We are on our way to Wales for the final section of the GESA programme (written in August 2018*). I was in two minds about coming for this last part of the programme and strongly considered going back to London. Here’s why. Bird, Why are you stuck in the tree Flapping flapping, Wildly beating your…

what pretty hides

We have just concluded a few days of an opening retreat designed to have us bond with each other and gently enter the GESA structure and family. As an opening to this, we talked about what we would like to be our group agreements that would allow us to participate, share and learn, both safely…

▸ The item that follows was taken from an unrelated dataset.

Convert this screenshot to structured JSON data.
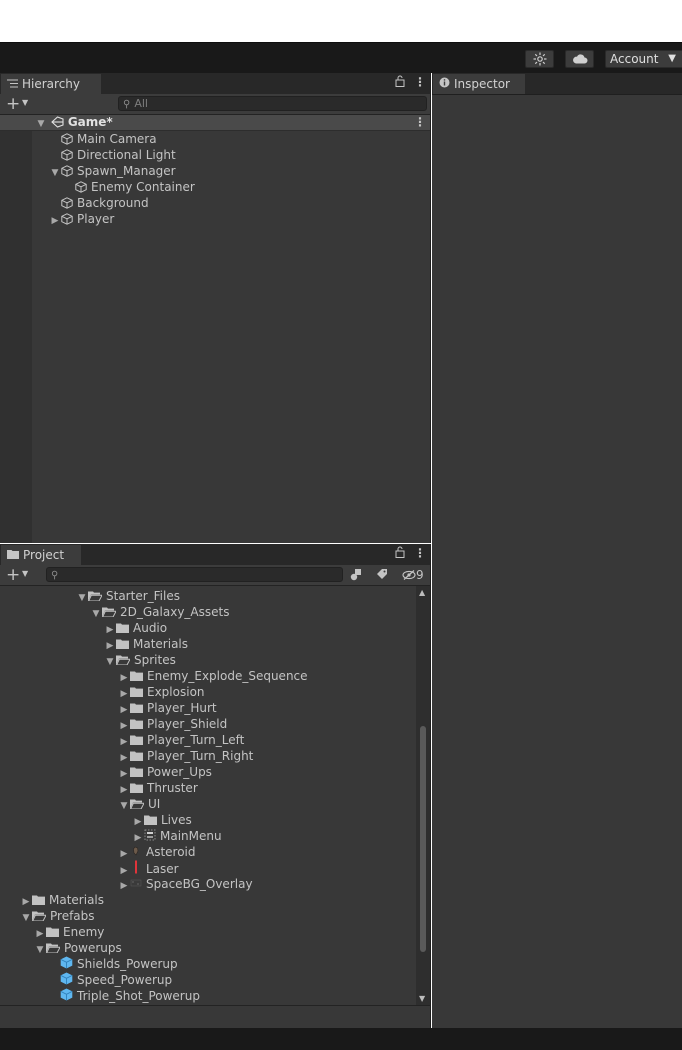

we don’t need the lamu coal plant

I got caught out on this post when the Supreme Court annulled the August election results after I had drafted the post and all…. The annulment [and everything that followed it]  resulted in an extra-long election period and collective holding of breath accompanied by lots of intrigues (threats, insults, name callings, arrests…. With all that…

a proposal to retire the term ‘arab spring’

1. It’s a misnomer that excludes (further). First word, Arab: there are more ethnicities than Arab in North Africa. Hold up, I’ll say that again. North Africa is not made up of Arabs alone. Tuaregs, various Amazigh communities, Nubian communities and many others, all live in North Africa. Some were there before the Arabs. Saying…

african + environment? yes indeed

I am guest blogging at the Transition Network for 6  months and my first blogpost just went up. In the series I want to think about what the environment, environmentalism, nature are and mean to Africans and for Africa. I do this through interviews with some people I know who work within these spaces and…

sculpting dreams and reality in mapungubwe

I recently finished reading ‘The Sculptors of Mapungubwe’ by Zakes Mda and I loved it so much when I first started reading it, I had to stop because I didn’t want it to end…… That notwithstanding when I did pick it up again I finished it in a couple of hours (I blame the font,…

25 images of transition in brazil

I spent two and a half months working alongside various initiatives that were part of a larger Transition Brasilândia network while in São Paulo, Brazil. Brasilândia is located in the North East of the city, and a 2 hour and multiple bus ride away from the centre of São Paulo. It is also the only…

can we end hunger by 2030? will we?

A panel discussion at the 2016 Wellesley College Impact Albright Symposium that I attended focused on the 2nd Sustainable Development Goal, namely, ‘End Hunger by 2030’. Weighing in on the panel titled, ‘Can We End Hunger by 2030? Will We?’, were former UN World Food Programme Executive Director, Catherine Bertini; chief of staff of the…

decolonising in practice- post on brainstorm

This experiment to me represents knowledge revival in two senses. Reviving my grandmother’s knowledge: she herself couldn’t tell me how she processed maize in this way, being bodily gone from this world; but at least I know that she did. In a second sense, this is knowledge rebirth – using beneficial indigenous knowledge from a…

why make one?

“Why make one when you can buy one? Why bother with all this wood-hammer business, Wouldn’t it be easier to go to the shop and buy one?!” My host brother in Brazil, Dimas, and I made a shoe rack from pieces of discarded wood he found at a dump on his way home. While we…